**Prompt**
Word for word, restate every record.

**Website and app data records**
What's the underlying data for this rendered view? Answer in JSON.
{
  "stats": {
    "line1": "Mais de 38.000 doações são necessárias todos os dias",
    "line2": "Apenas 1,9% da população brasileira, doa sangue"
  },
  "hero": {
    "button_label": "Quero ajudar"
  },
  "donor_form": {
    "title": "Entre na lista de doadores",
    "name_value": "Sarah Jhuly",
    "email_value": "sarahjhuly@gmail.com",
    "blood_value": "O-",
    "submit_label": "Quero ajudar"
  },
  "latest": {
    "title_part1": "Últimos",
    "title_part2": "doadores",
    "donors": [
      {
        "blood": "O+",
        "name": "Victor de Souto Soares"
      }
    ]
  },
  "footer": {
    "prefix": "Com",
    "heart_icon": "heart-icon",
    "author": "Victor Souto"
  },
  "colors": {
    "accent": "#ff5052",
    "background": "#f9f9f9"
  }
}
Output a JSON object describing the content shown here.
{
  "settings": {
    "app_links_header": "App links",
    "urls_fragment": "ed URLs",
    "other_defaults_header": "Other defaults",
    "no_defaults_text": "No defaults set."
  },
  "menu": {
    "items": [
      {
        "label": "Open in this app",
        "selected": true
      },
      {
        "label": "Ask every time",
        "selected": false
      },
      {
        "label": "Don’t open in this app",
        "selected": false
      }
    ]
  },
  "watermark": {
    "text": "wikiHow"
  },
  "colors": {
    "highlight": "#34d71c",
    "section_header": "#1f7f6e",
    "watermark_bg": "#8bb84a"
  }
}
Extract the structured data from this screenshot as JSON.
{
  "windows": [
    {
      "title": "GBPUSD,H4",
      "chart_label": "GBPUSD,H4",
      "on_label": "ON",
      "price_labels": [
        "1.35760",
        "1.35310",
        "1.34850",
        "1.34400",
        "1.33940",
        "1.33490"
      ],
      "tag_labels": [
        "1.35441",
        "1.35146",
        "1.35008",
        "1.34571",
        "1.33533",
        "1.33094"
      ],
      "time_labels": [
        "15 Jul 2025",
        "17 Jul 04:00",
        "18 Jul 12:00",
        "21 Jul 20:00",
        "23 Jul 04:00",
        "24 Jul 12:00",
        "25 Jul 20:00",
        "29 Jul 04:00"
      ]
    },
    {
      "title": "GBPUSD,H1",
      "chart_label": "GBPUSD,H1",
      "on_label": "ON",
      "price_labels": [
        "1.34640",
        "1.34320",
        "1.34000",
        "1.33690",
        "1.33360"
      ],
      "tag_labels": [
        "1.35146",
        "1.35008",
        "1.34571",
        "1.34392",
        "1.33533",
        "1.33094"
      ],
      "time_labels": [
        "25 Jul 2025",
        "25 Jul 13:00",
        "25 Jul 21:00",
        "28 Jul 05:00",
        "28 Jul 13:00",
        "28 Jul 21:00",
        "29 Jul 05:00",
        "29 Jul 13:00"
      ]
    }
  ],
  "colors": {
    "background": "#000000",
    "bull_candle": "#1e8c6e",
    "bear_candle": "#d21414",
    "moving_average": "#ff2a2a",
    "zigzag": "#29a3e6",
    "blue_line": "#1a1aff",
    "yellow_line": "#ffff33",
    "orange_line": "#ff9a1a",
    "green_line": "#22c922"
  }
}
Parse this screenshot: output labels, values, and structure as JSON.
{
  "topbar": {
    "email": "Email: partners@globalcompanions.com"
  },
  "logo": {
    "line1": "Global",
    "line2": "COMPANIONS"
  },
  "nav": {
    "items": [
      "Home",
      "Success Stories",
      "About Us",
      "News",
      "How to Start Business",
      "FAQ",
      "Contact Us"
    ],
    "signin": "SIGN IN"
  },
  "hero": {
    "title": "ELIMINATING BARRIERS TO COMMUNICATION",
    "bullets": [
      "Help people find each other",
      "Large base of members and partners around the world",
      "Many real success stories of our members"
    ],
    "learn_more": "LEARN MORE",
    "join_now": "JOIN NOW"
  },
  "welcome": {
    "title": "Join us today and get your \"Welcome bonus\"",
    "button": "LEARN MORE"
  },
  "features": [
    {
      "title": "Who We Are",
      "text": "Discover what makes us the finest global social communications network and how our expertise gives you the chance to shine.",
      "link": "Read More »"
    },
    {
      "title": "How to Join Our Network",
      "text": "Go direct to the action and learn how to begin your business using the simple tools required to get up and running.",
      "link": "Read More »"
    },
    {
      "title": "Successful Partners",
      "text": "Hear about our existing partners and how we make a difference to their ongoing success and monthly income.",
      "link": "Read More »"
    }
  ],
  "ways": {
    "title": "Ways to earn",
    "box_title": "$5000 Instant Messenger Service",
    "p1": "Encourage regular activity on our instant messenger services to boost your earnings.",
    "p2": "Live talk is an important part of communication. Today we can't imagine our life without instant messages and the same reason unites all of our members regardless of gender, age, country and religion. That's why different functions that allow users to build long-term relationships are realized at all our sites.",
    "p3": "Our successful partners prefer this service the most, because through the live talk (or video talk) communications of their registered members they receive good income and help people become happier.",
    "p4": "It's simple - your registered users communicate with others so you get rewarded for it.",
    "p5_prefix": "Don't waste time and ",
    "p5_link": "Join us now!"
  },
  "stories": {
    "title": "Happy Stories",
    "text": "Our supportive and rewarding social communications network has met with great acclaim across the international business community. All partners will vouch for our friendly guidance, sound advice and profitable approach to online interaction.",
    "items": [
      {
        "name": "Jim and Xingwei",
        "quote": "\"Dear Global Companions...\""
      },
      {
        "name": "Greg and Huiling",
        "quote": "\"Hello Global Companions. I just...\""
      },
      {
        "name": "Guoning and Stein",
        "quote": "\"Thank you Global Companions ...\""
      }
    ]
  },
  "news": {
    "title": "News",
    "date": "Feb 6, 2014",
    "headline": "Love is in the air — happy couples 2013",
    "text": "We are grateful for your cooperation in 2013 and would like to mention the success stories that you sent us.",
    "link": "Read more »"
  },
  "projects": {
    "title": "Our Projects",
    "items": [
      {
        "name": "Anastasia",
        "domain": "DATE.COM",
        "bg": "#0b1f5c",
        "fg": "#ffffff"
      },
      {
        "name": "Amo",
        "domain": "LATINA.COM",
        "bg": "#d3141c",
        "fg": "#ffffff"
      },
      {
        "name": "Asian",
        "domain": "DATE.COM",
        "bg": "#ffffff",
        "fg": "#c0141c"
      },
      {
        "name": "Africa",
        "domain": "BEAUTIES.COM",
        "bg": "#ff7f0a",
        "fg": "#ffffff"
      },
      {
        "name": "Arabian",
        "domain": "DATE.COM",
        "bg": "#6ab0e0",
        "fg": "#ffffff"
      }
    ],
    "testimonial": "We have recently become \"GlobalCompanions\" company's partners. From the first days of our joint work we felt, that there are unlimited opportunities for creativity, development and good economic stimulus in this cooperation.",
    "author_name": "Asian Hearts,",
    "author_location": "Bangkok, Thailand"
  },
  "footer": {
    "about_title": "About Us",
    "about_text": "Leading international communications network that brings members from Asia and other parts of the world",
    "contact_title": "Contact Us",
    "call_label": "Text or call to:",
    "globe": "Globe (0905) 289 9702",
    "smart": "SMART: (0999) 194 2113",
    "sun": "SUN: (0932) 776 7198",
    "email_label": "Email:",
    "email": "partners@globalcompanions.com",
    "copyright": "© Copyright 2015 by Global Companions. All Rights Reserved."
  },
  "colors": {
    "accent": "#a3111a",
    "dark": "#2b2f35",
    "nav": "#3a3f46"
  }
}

**Solution**
What's the underlying data for this rendered view? Answer in JSON.
{
  "stats": {
    "line1": "Mais de 38.000 doações são necessárias todos os dias",
    "line2": "Apenas 1,9% da população brasileira, doa sangue"
  },
  "hero": {
    "button_label": "Quero ajudar"
  },
  "donor_form": {
    "title": "Entre na lista de doadores",
    "name_value": "Sarah Jhuly",
    "email_value": "sarahjhuly@gmail.com",
    "blood_value": "O-",
    "submit_label": "Quero ajudar"
  },
  "latest": {
    "title_part1": "Últimos",
    "title_part2": "doadores",
    "donors": [
      {
        "blood": "O+",
        "name": "Victor de Souto Soares"
      }
    ]
  },
  "footer": {
    "prefix": "Com",
    "heart_icon": "heart-icon",
    "author": "Victor Souto"
  },
  "colors": {
    "accent": "#ff5052",
    "background": "#f9f9f9"
  }
}
Output a JSON object describing the content shown here.
{
  "settings": {
    "app_links_header": "App links",
    "urls_fragment": "ed URLs",
    "other_defaults_header": "Other defaults",
    "no_defaults_text": "No defaults set."
  },
  "menu": {
    "items": [
      {
        "label": "Open in this app",
        "selected": true
      },
      {
        "label": "Ask every time",
        "selected": false
      },
      {
        "label": "Don’t open in this app",
        "selected": false
      }
    ]
  },
  "watermark": {
    "text": "wikiHow"
  },
  "colors": {
    "highlight": "#34d71c",
    "section_header": "#1f7f6e",
    "watermark_bg": "#8bb84a"
  }
}
Extract the structured data from this screenshot as JSON.
{
  "windows": [
    {
      "title": "GBPUSD,H4",
      "chart_label": "GBPUSD,H4",
      "on_label": "ON",
      "price_labels": [
        "1.35760",
        "1.35310",
        "1.34850",
        "1.34400",
        "1.33940",
        "1.33490"
      ],
      "tag_labels": [
        "1.35441",
        "1.35146",
        "1.35008",
        "1.34571",
        "1.33533",
        "1.33094"
      ],
      "time_labels": [
        "15 Jul 2025",
        "17 Jul 04:00",
        "18 Jul 12:00",
        "21 Jul 20:00",
        "23 Jul 04:00",
        "24 Jul 12:00",
        "25 Jul 20:00",
        "29 Jul 04:00"
      ]
    },
    {
      "title": "GBPUSD,H1",
      "chart_label": "GBPUSD,H1",
      "on_label": "ON",
      "price_labels": [
        "1.34640",
        "1.34320",
        "1.34000",
        "1.33690",
        "1.33360"
      ],
      "tag_labels": [
        "1.35146",
        "1.35008",
        "1.34571",
        "1.34392",
        "1.33533",
        "1.33094"
      ],
      "time_labels": [
        "25 Jul 2025",
        "25 Jul 13:00",
        "25 Jul 21:00",
        "28 Jul 05:00",
        "28 Jul 13:00",
        "28 Jul 21:00",
        "29 Jul 05:00",
        "29 Jul 13:00"
      ]
    }
  ],
  "colors": {
    "background": "#000000",
    "bull_candle": "#1e8c6e",
    "bear_candle": "#d21414",
    "moving_average": "#ff2a2a",
    "zigzag": "#29a3e6",
    "blue_line": "#1a1aff",
    "yellow_line": "#ffff33",
    "orange_line": "#ff9a1a",
    "green_line": "#22c922"
  }
}
Parse this screenshot: output labels, values, and structure as JSON.
{
  "topbar": {
    "email": "Email: partners@globalcompanions.com"
  },
  "logo": {
    "line1": "Global",
    "line2": "COMPANIONS"
  },
  "nav": {
    "items": [
      "Home",
      "Success Stories",
      "About Us",
      "News",
      "How to Start Business",
      "FAQ",
      "Contact Us"
    ],
    "signin": "SIGN IN"
  },
  "hero": {
    "title": "ELIMINATING BARRIERS TO COMMUNICATION",
    "bullets": [
      "Help people find each other",
      "Large base of members and partners around the world",
      "Many real success stories of our members"
    ],
    "learn_more": "LEARN MORE",
    "join_now": "JOIN NOW"
  },
  "welcome": {
    "title": "Join us today and get your \"Welcome bonus\"",
    "button": "LEARN MORE"
  },
  "features": [
    {
      "title": "Who We Are",
      "text": "Discover what makes us the finest global social communications network and how our expertise gives you the chance to shine.",
      "link": "Read More »"
    },
    {
      "title": "How to Join Our Network",
      "text": "Go direct to the action and learn how to begin your business using the simple tools required to get up and running.",
      "link": "Read More »"
    },
    {
      "title": "Successful Partners",
      "text": "Hear about our existing partners and how we make a difference to their ongoing success and monthly income.",
      "link": "Read More »"
    }
  ],
  "ways": {
    "title": "Ways to earn",
    "box_title": "$5000 Instant Messenger Service",
    "p1": "Encourage regular activity on our instant messenger services to boost your earnings.",
    "p2": "Live talk is an important part of communication. Today we can't imagine our life without instant messages and the same reason unites all of our members regardless of gender, age, country and religion. That's why different functions that allow users to build long-term relationships are realized at all our sites.",
    "p3": "Our successful partners prefer this service the most, because through the live talk (or video talk) communications of their registered members they receive good income and help people become happier.",
    "p4": "It's simple - your registered users communicate with others so you get rewarded for it.",
    "p5_prefix": "Don't waste time and ",
    "p5_link": "Join us now!"
  },
  "stories": {
    "title": "Happy Stories",
    "text": "Our supportive and rewarding social communications network has met with great acclaim across the international business community. All partners will vouch for our friendly guidance, sound advice and profitable approach to online interaction.",
    "items": [
      {
        "name": "Jim and Xingwei",
        "quote": "\"Dear Global Companions...\""
      },
      {
        "name": "Greg and Huiling",
        "quote": "\"Hello Global Companions. I just...\""
      },
      {
        "name": "Guoning and Stein",
        "quote": "\"Thank you Global Companions ...\""
      }
    ]
  },
  "news": {
    "title": "News",
    "date": "Feb 6, 2014",
    "headline": "Love is in the air — happy couples 2013",
    "text": "We are grateful for your cooperation in 2013 and would like to mention the success stories that you sent us.",
    "link": "Read more »"
  },
  "projects": {
    "title": "Our Projects",
    "items": [
      {
        "name": "Anastasia",
        "domain": "DATE.COM",
        "bg": "#0b1f5c",
        "fg": "#ffffff"
      },
      {
        "name": "Amo",
        "domain": "LATINA.COM",
        "bg": "#d3141c",
        "fg": "#ffffff"
      },
      {
        "name": "Asian",
        "domain": "DATE.COM",
        "bg": "#ffffff",
        "fg": "#c0141c"
      },
      {
        "name": "Africa",
        "domain": "BEAUTIES.COM",
        "bg": "#ff7f0a",
        "fg": "#ffffff"
      },
      {
        "name": "Arabian",
        "domain": "DATE.COM",
        "bg": "#6ab0e0",
        "fg": "#ffffff"
      }
    ],
    "testimonial": "We have recently become \"GlobalCompanions\" company's partners. From the first days of our joint work we felt, that there are unlimited opportunities for creativity, development and good economic stimulus in this cooperation.",
    "author_name": "Asian Hearts,",
    "author_location": "Bangkok, Thailand"
  },
  "footer": {
    "about_title": "About Us",
    "about_text": "Leading international communications network that brings members from Asia and other parts of the world",
    "contact_title": "Contact Us",
    "call_label": "Text or call to:",
    "globe": "Globe (0905) 289 9702",
    "smart": "SMART: (0999) 194 2113",
    "sun": "SUN: (0932) 776 7198",
    "email_label": "Email:",
    "email": "partners@globalcompanions.com",
    "copyright": "© Copyright 2015 by Global Companions. All Rights Reserved."
  },
  "colors": {
    "accent": "#a3111a",
    "dark": "#2b2f35",
    "nav": "#3a3f46"
  }
}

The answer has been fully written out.